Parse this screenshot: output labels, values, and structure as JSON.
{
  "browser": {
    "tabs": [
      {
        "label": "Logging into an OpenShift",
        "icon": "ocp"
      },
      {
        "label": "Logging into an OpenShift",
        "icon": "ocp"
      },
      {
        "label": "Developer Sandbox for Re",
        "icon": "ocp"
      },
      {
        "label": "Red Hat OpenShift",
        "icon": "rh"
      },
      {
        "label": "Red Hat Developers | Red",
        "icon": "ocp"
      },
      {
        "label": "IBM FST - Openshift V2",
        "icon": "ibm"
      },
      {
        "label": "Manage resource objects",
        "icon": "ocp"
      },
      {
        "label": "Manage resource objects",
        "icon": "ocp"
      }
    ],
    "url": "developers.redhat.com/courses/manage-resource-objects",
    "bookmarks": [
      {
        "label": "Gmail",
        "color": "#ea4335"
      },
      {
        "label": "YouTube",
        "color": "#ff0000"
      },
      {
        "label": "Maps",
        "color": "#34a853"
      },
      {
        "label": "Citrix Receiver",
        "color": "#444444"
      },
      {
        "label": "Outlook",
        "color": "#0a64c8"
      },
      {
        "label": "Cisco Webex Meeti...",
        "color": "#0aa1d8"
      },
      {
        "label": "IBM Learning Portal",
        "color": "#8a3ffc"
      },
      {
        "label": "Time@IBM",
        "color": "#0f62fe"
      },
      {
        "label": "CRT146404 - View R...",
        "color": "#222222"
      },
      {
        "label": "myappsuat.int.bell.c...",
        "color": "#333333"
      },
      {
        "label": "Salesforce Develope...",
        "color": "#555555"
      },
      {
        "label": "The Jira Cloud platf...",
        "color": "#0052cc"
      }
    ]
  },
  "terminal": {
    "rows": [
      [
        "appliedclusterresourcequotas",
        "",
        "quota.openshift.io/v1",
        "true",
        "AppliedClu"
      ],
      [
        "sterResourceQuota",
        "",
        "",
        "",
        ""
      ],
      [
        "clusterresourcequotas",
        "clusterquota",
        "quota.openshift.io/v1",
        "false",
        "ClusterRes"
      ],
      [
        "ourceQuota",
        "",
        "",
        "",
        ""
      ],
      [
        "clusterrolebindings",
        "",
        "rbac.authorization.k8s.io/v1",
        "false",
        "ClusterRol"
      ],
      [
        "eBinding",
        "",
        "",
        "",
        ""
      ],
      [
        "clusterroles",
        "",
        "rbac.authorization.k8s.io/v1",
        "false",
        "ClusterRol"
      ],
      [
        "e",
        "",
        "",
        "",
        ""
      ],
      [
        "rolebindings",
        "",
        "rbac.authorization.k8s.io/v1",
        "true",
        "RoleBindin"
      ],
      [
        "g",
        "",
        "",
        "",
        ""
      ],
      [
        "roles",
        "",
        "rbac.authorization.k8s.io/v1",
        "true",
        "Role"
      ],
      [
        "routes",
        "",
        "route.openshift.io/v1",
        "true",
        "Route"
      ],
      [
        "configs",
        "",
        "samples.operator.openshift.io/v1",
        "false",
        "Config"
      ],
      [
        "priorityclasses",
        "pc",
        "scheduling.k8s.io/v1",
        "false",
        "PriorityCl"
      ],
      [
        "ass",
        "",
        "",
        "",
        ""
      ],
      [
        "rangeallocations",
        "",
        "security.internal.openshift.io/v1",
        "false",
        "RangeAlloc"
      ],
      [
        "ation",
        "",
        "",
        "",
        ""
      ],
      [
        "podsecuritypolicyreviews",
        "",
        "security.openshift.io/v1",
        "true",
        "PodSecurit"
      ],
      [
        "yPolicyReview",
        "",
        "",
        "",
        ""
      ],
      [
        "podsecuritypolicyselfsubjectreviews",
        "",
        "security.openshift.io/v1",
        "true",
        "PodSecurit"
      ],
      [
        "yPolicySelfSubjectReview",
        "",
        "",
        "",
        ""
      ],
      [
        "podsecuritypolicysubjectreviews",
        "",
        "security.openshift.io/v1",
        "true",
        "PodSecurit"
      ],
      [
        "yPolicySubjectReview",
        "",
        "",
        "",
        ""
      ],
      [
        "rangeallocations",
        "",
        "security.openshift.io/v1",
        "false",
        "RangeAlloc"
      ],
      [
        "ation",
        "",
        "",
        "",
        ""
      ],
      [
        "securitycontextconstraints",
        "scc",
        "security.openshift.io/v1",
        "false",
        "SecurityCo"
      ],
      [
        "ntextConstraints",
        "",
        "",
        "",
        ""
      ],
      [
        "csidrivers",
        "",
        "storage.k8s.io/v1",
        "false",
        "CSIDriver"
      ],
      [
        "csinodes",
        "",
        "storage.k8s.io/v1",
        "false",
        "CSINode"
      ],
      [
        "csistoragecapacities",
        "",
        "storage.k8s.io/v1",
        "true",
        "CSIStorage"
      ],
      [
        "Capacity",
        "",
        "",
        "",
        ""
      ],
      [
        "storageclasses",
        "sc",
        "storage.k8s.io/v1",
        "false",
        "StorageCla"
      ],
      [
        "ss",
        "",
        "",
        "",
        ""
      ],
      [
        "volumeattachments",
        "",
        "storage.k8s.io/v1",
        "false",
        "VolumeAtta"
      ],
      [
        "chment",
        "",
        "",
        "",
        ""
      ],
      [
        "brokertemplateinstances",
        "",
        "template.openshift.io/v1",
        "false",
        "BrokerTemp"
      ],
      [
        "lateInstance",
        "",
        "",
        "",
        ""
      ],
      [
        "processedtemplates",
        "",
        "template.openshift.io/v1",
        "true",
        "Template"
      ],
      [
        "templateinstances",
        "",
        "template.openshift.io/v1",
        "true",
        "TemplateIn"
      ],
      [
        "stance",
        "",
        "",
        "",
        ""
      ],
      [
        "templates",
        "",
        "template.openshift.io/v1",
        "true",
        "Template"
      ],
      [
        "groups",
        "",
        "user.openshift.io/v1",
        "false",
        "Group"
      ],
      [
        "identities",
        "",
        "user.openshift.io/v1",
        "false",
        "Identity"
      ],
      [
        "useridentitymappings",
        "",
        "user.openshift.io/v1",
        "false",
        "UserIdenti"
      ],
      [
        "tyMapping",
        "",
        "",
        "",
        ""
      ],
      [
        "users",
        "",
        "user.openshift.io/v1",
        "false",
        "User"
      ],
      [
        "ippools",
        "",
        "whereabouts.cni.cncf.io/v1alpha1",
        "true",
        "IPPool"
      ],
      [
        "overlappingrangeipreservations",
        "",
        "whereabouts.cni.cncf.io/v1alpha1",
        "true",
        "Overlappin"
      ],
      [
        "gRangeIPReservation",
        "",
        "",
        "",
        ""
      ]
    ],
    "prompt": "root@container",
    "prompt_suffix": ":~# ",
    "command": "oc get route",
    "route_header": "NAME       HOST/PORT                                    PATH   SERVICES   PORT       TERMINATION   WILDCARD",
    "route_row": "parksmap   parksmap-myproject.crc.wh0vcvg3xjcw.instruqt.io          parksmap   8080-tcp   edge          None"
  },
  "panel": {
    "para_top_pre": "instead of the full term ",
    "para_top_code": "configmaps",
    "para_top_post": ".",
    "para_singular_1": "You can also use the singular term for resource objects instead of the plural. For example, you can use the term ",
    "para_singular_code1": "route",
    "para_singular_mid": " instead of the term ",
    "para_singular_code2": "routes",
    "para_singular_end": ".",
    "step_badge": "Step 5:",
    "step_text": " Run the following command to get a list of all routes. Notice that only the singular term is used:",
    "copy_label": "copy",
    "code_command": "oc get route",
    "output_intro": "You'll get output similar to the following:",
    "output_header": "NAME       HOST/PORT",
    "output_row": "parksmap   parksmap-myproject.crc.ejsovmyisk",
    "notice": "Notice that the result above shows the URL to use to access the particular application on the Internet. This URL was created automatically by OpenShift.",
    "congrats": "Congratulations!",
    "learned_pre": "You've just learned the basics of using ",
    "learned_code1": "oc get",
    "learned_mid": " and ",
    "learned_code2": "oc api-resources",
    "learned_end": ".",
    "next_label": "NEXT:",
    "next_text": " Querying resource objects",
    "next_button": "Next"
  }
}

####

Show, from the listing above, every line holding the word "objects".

        "label": "Manage resource objects",
        "label": "Manage resource objects",
    "url": "developers.redhat.com/courses/manage-resource-objects",
    "para_singular_1": "You can also use the singular term for resource objects instead of the plural. For example, you can use the term ",
    "next_text": " Querying resource objects",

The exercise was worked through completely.